Cast: There's not a bad apple in this cast, from the merry band of Linus Ingatius, Derek Spaldo, and Joshua Mahaffey (who triple as the music, a Greek Chorus to the action, and the roles of Bardolph, Mortimer, and Lord Chief Justice, respectively); to Leon Axt's stoic Northumberland and Isaac Miller as his wrathful son Hotspur; to Brooke Reynolds's double duty as the simpering but sharp-tongued Mistress Quickly and as the sweet-voiced Lady Mortimer; to Marie Claire Roussel's fierce and fiery turn as Prince Hal. And special notice must be paid to Kevin Percival's Sir John Falstaff, a staggering and unapologetic sot, as charming as he is entirely inappropriate company for the future king of England. His scenes are a true delight, both at his most bombastic, and when he lets his vulnerability peek through, wondering, under the guise of bluster, whether Hal will recognize him once she takes the throne.
Running: Now playing at Westbeth Artist Community (Hamlet Isn't Dead) - Opening: April 28, 2017. Closing: May 7, 2017.
Category: straight play
Length: 2 hours, 10 minutes, including intermission.
Playwright: William Shakespeare
Director: Megan Mahaffey Assistant Director: Amelia Cain
Fight Choreographer: Gregory Pragel
Cast: Leon Axt, Meghan Bernstein, Linus Ignatius, Michael Luca, Josh Mahaffey, Isaac Miller, Kevin Percival, Brooke Reynolds, Maddison Ridley, Marie-Claire Roussel, Anthony Simone, Derek Spaldo, James Swanson.

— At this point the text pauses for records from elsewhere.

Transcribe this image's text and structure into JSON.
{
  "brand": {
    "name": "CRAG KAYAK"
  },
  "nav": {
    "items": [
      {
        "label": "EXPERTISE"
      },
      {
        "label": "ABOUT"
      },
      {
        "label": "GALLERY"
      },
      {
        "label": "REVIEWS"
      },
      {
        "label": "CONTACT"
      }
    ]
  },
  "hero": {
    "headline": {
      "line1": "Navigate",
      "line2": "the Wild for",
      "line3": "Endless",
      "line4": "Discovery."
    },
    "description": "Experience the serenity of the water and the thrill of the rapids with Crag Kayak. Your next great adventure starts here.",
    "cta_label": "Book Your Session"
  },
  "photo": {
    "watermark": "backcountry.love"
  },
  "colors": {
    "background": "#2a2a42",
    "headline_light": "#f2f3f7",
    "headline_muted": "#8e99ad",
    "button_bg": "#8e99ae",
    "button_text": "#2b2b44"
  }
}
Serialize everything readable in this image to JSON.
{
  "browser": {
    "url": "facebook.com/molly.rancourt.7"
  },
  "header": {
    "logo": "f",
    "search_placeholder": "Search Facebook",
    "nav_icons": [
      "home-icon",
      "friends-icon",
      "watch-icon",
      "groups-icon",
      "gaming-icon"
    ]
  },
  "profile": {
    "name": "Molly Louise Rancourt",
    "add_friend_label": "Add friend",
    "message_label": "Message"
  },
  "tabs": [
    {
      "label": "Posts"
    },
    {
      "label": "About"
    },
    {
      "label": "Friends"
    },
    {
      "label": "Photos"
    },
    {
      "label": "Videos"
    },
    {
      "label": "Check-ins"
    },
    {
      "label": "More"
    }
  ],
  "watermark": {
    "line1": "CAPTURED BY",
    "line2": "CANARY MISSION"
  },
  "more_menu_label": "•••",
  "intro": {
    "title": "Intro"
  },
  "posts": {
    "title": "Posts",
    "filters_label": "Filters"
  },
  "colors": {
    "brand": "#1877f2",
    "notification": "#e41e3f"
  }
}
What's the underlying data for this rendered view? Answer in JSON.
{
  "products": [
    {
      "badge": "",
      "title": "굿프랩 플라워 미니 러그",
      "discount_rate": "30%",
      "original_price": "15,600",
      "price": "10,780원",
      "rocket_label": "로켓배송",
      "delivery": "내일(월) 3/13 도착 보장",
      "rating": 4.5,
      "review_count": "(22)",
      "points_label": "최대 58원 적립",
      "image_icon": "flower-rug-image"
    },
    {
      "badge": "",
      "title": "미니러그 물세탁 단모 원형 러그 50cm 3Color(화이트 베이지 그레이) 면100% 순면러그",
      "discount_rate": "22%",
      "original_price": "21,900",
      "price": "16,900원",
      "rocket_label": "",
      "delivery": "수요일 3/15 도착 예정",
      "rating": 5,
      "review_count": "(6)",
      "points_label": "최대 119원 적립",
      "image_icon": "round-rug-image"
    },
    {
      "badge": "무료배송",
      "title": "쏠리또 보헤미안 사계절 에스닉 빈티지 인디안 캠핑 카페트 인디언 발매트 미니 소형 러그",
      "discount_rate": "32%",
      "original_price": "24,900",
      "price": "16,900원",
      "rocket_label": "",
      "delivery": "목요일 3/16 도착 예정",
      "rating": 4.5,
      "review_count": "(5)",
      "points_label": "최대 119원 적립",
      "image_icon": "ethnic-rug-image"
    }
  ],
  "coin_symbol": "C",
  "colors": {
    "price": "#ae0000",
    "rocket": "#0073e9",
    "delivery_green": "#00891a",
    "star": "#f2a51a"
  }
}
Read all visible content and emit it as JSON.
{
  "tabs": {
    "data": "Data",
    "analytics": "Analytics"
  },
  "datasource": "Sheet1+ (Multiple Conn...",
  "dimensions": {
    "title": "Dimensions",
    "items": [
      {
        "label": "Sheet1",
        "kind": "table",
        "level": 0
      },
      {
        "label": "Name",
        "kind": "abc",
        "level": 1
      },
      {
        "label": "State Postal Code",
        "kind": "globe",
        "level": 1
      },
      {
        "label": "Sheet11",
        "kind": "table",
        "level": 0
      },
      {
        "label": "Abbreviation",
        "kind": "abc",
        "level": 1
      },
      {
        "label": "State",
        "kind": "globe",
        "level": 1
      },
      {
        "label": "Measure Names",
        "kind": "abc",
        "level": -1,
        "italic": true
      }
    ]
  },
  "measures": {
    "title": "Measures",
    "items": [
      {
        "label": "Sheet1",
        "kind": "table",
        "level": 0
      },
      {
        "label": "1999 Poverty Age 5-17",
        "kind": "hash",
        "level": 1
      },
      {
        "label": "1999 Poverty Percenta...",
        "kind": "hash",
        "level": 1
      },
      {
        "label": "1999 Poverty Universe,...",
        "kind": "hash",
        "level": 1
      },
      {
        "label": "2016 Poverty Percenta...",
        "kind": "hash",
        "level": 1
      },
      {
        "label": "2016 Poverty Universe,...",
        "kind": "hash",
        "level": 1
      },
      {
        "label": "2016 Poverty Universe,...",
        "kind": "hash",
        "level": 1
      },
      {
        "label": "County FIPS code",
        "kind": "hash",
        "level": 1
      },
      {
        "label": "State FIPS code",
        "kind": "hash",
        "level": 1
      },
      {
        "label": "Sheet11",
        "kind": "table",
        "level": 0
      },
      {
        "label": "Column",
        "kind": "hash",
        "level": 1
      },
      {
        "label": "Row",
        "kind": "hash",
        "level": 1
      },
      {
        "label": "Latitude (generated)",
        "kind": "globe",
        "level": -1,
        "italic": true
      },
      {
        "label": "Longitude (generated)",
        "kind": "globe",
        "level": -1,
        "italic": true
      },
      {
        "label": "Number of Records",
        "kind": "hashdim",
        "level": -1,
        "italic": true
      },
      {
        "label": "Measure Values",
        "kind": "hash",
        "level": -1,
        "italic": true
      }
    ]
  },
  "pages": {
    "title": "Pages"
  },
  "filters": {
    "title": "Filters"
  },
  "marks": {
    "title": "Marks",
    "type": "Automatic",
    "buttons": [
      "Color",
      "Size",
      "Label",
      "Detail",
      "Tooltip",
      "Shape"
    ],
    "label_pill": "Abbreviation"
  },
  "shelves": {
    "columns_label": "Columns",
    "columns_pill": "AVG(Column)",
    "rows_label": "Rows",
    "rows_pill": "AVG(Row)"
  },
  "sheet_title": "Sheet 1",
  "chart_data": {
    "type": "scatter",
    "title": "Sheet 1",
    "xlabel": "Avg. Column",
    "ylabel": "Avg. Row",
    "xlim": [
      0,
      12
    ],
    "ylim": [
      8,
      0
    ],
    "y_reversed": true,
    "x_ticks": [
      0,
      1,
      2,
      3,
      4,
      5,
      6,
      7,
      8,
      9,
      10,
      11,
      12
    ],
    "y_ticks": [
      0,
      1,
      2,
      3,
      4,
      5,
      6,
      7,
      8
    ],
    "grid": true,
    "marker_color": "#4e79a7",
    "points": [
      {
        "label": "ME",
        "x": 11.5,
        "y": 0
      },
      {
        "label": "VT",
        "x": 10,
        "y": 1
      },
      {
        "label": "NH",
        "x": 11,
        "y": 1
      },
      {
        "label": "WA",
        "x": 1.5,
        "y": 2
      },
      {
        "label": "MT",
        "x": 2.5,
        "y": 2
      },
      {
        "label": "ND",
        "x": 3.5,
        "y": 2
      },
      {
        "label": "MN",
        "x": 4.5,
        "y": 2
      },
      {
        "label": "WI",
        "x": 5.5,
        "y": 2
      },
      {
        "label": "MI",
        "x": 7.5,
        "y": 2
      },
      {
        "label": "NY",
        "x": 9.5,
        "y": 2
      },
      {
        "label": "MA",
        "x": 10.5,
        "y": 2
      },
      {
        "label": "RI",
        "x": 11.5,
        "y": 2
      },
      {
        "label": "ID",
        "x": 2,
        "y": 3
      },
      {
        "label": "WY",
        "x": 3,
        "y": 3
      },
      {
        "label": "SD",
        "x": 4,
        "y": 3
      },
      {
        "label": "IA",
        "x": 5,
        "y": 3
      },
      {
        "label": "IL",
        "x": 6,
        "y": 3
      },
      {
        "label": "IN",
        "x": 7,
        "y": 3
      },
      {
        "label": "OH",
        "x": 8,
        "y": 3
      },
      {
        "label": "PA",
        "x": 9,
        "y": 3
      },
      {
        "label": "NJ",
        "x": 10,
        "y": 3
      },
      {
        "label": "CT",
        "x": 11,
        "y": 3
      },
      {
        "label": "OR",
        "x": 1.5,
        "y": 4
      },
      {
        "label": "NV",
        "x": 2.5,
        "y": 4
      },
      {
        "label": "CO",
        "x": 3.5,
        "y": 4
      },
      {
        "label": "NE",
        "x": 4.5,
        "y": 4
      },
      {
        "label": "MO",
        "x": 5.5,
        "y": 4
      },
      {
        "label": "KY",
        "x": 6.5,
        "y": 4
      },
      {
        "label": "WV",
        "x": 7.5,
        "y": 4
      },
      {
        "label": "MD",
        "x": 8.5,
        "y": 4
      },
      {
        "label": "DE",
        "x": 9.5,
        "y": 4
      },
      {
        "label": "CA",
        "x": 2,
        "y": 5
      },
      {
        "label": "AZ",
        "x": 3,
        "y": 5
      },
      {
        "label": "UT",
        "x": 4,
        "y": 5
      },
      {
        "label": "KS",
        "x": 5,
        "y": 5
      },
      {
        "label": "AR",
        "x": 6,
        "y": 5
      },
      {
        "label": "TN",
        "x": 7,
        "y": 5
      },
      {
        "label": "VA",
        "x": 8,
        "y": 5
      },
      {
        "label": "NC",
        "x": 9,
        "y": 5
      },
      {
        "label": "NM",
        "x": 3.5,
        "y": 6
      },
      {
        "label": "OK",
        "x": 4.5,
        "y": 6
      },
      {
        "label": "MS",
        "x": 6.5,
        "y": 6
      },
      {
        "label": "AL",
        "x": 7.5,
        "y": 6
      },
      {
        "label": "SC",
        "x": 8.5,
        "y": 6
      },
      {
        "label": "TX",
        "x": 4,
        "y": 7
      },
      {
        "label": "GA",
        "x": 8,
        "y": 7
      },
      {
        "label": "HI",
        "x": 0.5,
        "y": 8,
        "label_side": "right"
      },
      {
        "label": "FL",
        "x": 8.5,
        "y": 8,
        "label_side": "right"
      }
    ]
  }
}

|Kevin Percival as Sir John Falstaff. Photo by Kevin Johnsrud.|